"When you're bringing something to the surface of Mars, it's not something that's going to go perfectly every time you try," said Gordon E. Wood, chief engineer for mission communications on the Pathfinder project. "Any spacecraft is going to experience irregularities."
One time, Gruel's midnight mischief went too far, however, when he corralled Sojourner in a ring of rocks "like a cage," said Wood. "He was a little too vicious, perhaps maliciously so at times," but, added Wood, "we're not mad at him anymore."
Gruel began his duties as an official troublemaker shortly after Pathfinder's December 1996 launch, when the crew shifted its focus to preparing for the Mars landing. An engineer at JPL since his graduation from college three years ago, Gruel had up to then worked on other aspects of the spacecraft's development.
The spectacular successes of the U.S. space program over the decades have sometimes been pulled from the brink of failure; so much so that engineers at the Jet Propulsion Laboratory joke that JPL stands for "Just Plain Lucky."
But in serious moments, JPL's scientists will tell you that their luck is the result of careful planning and preparation, including worst-case scenario exercises, and designing equipment to function even after crucial components fail.
"Luck follows around people who do their homework," said James C. Marr, a veteran JPL engineer.
One difficulty of space missions, Marr said, is that "you're trying to design something 10 times as complicated as a car, and you don't have an existing design. We design them from scratch." And unlike a car, a broken Mars lander can't be taken to the shop.
Because of that, JPL engineers design spacecraft with backup equipment and alternate operational plans in case of irreparable damage. If, for instance, Saturday's modem problem blocking communication between Pathfinder and the Sojourner rover had not been fixed, the rover would have automatically begun to roam without directions from the lander.
Sometimes, however, solutions can be long in coming. Marr spent three years leading a team of 150 JPL staffers to repair malfunctioning communications on the Galileo space probe.
Those working on Pathfinder think that the project's small scale may have helped it to proceed with fewer snags than larger projects. Only 50 people are operating the mission, compared to the 1,000 or so staffers who ran the larger Viking missions in the 1970s, Wood said.
Despite the project's modest scope, the Pathfinder staff is ready for revolutionary discoveries, thanks to gremlin Gruel.
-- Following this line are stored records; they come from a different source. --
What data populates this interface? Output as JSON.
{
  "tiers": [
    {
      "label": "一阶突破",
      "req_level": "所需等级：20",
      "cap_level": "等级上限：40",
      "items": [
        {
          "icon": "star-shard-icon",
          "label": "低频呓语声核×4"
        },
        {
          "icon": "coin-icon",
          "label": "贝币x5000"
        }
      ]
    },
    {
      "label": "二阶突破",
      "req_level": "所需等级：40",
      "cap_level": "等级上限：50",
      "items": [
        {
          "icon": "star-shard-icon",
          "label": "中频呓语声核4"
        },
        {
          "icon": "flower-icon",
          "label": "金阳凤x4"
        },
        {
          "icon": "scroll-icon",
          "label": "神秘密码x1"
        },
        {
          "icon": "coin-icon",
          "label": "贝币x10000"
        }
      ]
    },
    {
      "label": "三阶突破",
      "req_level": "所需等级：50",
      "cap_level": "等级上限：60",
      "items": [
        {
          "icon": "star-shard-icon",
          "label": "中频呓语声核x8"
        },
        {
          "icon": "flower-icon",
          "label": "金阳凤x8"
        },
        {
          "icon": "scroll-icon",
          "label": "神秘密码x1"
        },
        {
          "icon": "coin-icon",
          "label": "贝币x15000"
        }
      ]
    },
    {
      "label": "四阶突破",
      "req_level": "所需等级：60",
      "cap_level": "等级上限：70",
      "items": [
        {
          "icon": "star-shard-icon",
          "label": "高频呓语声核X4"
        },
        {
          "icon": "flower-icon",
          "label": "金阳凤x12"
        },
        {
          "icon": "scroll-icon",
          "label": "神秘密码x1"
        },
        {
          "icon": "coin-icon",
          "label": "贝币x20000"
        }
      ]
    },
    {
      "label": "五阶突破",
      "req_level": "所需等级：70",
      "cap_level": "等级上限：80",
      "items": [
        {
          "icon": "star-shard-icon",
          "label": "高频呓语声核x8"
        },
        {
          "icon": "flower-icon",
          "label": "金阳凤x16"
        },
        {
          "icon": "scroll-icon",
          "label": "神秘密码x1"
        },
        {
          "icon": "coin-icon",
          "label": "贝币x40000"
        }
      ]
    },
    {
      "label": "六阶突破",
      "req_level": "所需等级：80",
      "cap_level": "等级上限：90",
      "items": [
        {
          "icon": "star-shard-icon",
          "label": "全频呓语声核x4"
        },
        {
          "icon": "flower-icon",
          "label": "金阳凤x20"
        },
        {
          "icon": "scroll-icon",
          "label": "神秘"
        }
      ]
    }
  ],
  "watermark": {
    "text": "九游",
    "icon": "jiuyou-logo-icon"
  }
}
One night, he took a small potted philodendron from the hallway and placed it in a corner of the sandbox. The ground crew dispatched Sojourner to check it out.
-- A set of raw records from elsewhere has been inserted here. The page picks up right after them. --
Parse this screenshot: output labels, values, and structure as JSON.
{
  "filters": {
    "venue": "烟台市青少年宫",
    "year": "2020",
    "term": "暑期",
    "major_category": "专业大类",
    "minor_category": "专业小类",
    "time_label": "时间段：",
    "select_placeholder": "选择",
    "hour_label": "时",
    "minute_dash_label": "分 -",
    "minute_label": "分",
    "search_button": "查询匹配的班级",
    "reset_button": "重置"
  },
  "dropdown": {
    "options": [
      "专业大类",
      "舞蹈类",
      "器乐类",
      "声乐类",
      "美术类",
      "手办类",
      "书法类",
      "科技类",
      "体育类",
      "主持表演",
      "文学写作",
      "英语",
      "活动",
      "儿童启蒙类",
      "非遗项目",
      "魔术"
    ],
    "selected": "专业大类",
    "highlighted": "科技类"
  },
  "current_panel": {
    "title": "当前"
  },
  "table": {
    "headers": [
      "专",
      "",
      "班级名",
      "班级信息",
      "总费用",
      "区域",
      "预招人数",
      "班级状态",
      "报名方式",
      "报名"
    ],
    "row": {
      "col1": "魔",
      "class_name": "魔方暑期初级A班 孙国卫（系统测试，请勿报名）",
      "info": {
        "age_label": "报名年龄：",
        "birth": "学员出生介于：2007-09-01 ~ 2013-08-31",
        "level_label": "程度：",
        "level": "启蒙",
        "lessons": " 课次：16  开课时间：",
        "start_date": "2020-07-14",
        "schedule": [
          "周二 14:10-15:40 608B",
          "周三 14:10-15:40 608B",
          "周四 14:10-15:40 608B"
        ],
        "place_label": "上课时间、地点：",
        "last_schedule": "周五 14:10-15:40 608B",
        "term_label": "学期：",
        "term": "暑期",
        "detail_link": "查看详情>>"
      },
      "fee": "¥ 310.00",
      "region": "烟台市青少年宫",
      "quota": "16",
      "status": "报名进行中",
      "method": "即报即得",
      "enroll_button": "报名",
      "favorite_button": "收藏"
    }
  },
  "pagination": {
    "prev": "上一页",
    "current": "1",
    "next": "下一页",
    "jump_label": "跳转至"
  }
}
And now, if it finds life on Mars, it will know just what to do.